#### PROBLEM TO WORK ON
Read the records beneath this task and copy every line that contains the string "link".
[[ RECORDED INFORMATION open ]]
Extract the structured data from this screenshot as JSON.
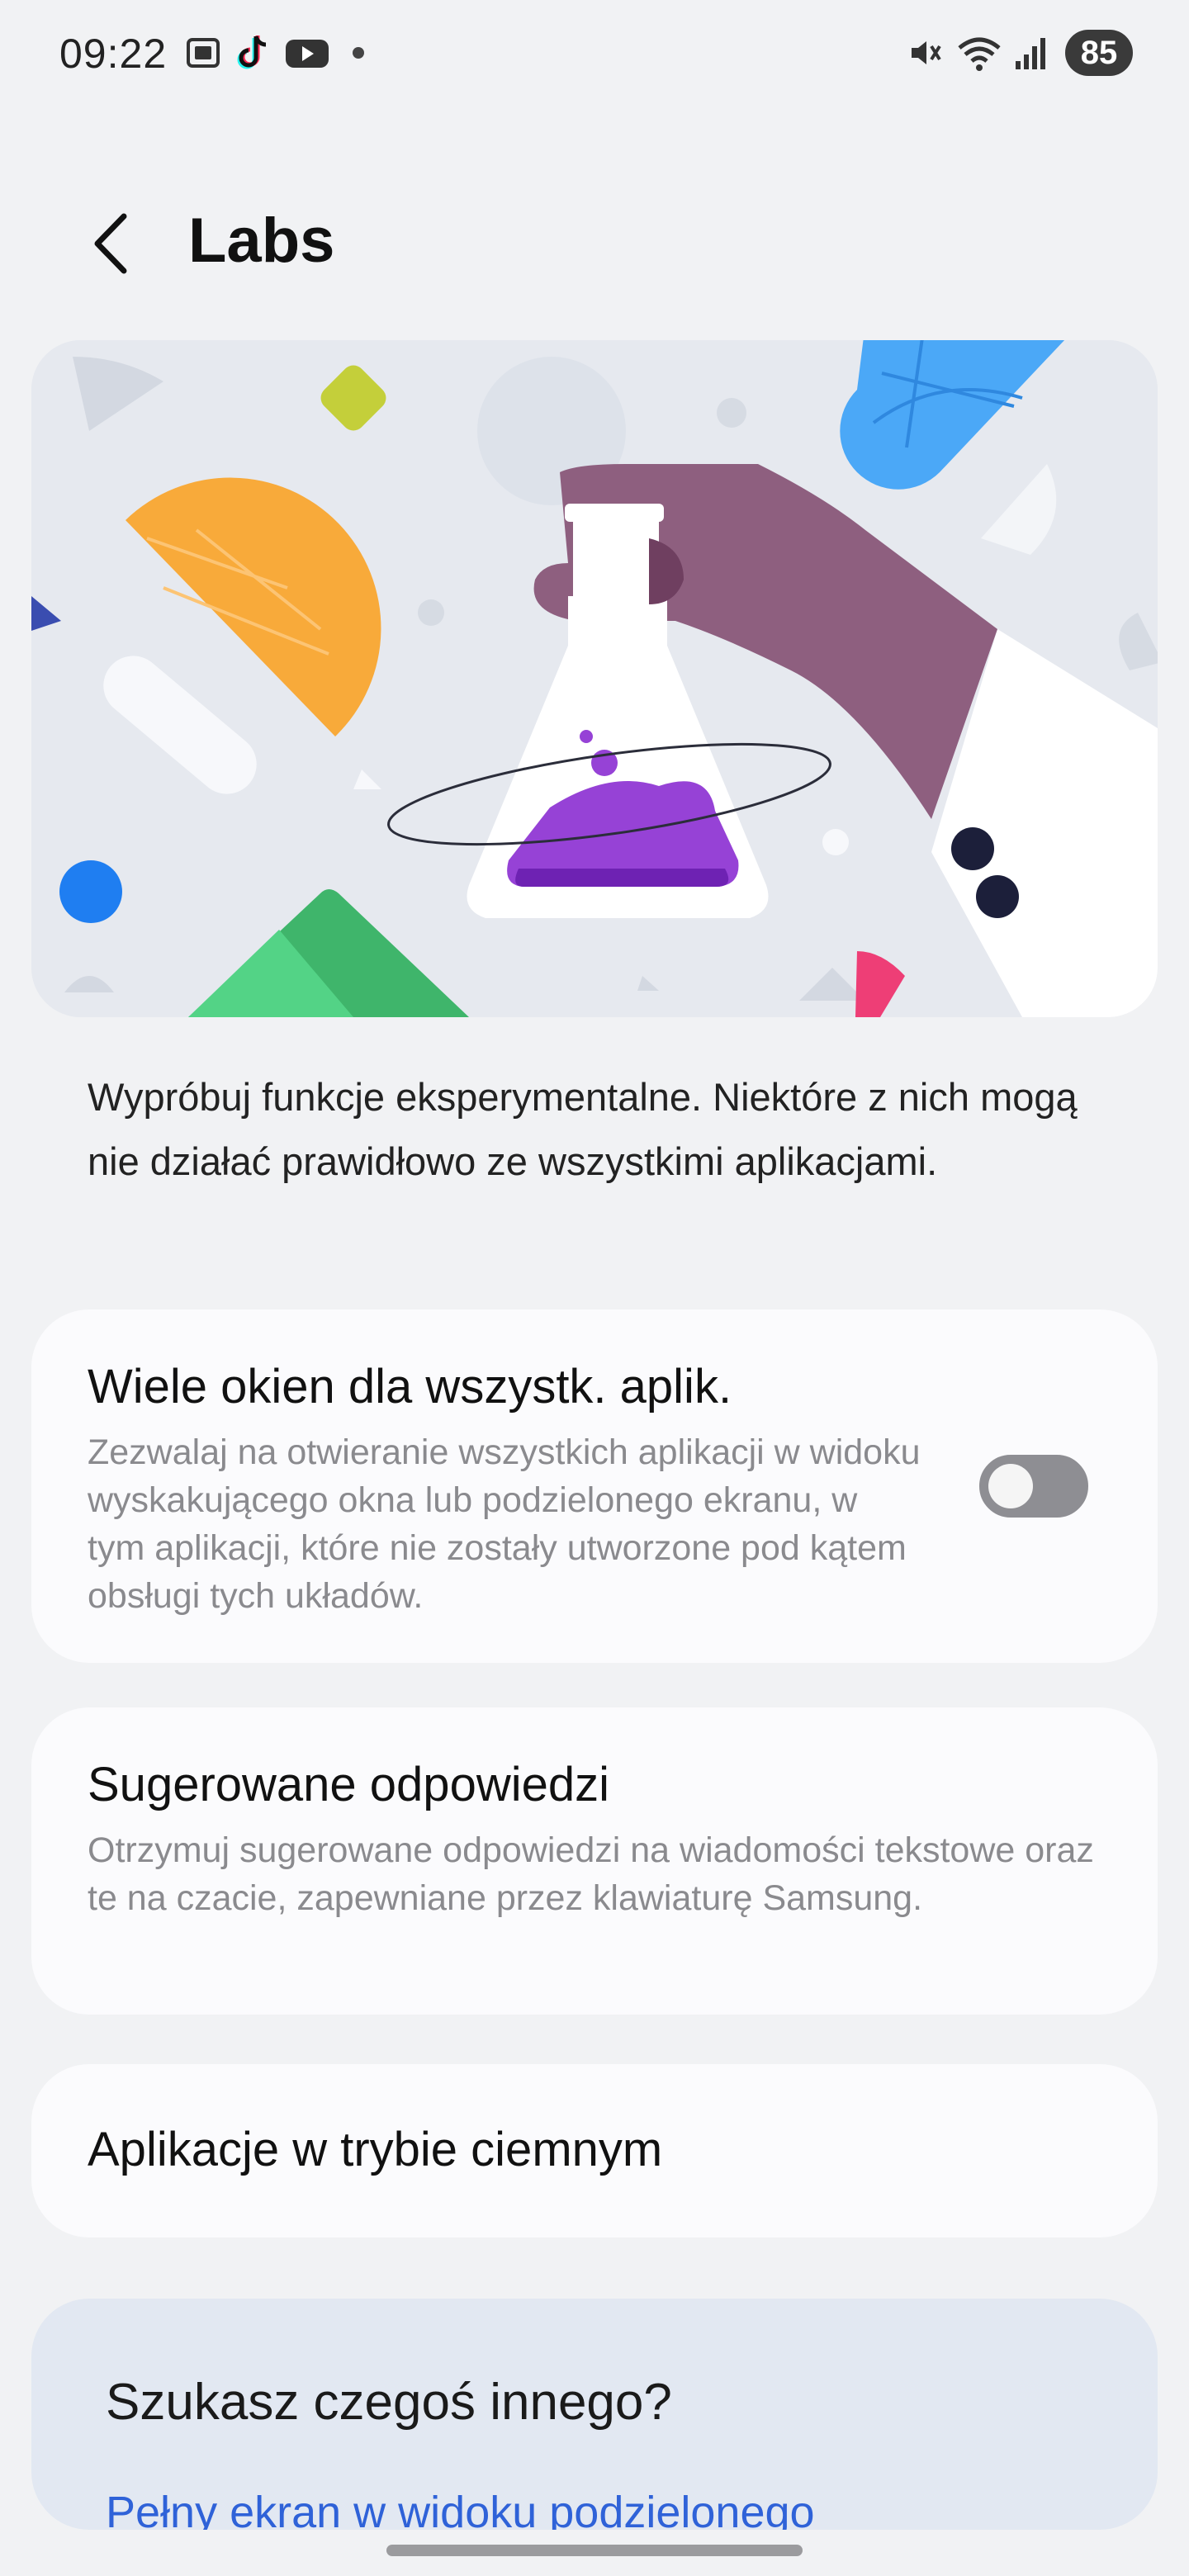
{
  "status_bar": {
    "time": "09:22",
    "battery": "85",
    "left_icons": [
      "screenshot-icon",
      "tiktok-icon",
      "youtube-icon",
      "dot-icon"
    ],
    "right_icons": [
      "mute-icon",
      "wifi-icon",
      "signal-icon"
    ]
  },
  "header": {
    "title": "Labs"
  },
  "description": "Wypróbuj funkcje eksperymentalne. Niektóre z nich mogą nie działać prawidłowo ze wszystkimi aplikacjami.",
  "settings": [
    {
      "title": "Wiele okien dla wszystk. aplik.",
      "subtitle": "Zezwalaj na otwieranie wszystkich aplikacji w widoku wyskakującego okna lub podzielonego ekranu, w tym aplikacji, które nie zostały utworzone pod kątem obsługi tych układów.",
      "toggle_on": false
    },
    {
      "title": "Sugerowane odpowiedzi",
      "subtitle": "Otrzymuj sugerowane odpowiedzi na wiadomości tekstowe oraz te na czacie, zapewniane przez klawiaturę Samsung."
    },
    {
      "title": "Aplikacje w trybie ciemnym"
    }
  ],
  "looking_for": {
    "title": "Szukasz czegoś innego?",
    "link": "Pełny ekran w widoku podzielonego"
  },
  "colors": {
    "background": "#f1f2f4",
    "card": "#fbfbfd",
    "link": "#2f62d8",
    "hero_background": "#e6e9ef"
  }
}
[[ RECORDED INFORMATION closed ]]
#### SOLVED PROBLEM
    "link": "Pełny ekran w widoku podzielonego"
    "link": "#2f62d8",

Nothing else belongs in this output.